I am Omar and I love YOU TUBE
Florence Nightingale was a nurse who saved many lives in the 19th
century. She was named after the city of Florence in Italy, where her
parents went after they got married in 1818. Her family was rich and
they had two homes in Britain as well as servants.
Florence was an unusual young woman for her time because she
didn’t want to go to parties and get married. She wanted to be a nurse and help people. Her family
didn’t want her to become a nurse because hospitals back then were dirty, horrible places. They
were worried about her. In 1851, Florence went to Germany and learned all about nursing. It was hard
work, but she loved it.
In 1854, lots of British soldiers went to fight in the Crimean War. Army hospitals were filled with injured
men, but there were no nurses and many men died. Florence and a team of nurses went to help.
Florence worked 20 hours a day to make the army hospital a cleaner and safer place. She brought
the men fresh food, she cleaned the hospital beds and she used clean bandages on the wounded
soldiers. Soon, fewer men were dying.
At night, Florence walked around the hospital. She talked to the injured soldiers and helped the men
to write letters to their families. She carried a lamp and the soldiers called her ‘The lady with the
When Florence returned to England, people called her a heroine because of her amazing work in the
Crimean War. Queen Victoria wrote her a letter to say thank you. She continued to work hard in

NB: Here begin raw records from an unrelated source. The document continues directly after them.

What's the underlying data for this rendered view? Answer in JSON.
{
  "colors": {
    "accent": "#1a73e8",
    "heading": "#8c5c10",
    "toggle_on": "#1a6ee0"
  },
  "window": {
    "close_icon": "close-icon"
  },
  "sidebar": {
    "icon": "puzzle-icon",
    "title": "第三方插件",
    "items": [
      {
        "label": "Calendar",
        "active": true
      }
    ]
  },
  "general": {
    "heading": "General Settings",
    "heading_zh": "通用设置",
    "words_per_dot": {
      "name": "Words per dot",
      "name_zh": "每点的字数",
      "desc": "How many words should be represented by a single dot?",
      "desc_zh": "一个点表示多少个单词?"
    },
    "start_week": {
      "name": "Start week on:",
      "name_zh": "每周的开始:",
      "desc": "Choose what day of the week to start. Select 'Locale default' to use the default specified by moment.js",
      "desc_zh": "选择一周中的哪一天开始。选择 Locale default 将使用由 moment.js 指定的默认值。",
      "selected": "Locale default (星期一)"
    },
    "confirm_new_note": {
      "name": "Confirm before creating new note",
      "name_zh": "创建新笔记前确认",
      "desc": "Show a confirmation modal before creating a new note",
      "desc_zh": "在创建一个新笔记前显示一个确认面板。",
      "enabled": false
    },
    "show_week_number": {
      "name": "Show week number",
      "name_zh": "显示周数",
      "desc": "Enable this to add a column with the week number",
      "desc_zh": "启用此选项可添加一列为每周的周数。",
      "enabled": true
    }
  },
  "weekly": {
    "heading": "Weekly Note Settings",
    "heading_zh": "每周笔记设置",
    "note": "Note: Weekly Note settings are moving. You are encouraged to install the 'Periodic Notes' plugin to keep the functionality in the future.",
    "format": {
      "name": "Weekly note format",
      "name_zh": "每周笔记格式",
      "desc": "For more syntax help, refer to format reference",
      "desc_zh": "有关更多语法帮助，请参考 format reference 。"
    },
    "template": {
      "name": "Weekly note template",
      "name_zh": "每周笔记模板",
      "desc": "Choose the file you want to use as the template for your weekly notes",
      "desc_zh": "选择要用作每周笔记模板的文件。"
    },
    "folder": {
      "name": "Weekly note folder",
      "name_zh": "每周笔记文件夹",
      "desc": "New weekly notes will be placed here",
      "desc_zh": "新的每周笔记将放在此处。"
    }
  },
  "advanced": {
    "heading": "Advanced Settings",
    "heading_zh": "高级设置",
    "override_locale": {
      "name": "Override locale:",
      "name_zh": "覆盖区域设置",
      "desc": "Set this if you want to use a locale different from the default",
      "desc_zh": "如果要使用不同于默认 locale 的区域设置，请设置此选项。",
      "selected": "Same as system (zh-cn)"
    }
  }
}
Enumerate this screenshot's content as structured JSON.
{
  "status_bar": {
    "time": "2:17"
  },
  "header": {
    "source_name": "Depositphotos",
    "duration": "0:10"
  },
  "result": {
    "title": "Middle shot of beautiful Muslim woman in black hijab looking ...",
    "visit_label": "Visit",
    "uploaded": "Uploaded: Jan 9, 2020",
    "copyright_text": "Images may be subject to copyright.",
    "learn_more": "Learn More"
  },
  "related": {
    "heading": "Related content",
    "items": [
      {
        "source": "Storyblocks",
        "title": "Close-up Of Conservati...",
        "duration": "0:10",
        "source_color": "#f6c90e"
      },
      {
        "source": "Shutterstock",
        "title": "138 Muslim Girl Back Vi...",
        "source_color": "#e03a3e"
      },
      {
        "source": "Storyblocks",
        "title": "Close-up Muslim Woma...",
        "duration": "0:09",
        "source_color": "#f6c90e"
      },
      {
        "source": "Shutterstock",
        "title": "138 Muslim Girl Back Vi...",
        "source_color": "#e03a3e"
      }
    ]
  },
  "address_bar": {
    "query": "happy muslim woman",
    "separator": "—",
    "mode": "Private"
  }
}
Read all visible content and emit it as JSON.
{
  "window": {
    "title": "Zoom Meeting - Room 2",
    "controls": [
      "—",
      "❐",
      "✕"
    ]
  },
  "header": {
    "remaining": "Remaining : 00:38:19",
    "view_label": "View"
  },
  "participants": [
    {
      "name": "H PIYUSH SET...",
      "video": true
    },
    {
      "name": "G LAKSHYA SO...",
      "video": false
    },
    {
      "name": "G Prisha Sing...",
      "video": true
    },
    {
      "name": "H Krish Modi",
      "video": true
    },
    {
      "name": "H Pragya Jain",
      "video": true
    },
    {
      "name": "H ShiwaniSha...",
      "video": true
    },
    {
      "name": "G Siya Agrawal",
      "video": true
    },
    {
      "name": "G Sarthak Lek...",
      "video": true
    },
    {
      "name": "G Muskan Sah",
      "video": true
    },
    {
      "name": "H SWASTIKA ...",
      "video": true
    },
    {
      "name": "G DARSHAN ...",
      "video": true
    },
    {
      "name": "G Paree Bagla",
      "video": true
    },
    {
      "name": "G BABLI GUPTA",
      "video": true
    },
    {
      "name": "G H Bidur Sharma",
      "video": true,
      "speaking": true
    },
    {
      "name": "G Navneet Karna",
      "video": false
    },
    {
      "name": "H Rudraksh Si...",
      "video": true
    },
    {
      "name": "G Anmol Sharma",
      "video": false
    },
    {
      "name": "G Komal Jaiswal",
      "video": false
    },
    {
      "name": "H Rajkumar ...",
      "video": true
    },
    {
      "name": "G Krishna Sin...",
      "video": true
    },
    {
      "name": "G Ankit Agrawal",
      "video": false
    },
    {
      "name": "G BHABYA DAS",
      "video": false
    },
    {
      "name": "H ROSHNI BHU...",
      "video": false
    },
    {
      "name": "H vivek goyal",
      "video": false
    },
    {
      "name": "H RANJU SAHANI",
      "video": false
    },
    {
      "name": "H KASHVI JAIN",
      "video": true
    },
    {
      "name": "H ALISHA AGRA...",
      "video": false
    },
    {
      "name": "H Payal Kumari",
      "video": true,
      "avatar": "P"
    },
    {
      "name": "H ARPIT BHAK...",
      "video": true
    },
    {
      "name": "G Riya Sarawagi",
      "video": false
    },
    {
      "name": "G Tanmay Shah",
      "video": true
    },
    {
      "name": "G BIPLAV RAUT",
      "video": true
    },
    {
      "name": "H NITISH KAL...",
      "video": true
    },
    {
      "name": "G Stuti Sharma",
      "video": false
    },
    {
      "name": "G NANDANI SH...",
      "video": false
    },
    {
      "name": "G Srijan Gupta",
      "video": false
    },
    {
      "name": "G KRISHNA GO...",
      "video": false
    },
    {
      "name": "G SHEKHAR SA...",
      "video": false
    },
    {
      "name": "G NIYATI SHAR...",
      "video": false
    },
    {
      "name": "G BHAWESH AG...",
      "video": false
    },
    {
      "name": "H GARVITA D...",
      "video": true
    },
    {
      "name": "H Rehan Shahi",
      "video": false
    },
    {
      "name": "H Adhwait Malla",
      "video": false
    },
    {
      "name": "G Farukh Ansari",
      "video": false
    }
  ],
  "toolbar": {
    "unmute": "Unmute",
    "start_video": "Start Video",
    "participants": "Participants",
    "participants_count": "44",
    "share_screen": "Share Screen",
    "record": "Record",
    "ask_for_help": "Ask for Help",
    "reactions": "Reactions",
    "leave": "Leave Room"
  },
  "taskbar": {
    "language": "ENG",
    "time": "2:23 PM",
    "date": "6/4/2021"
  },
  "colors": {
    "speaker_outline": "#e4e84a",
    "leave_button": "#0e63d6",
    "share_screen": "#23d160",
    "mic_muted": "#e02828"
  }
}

Britain to improve hospitals and she was given a medal called the Order of Merit. She was the first
woman to receive this honour.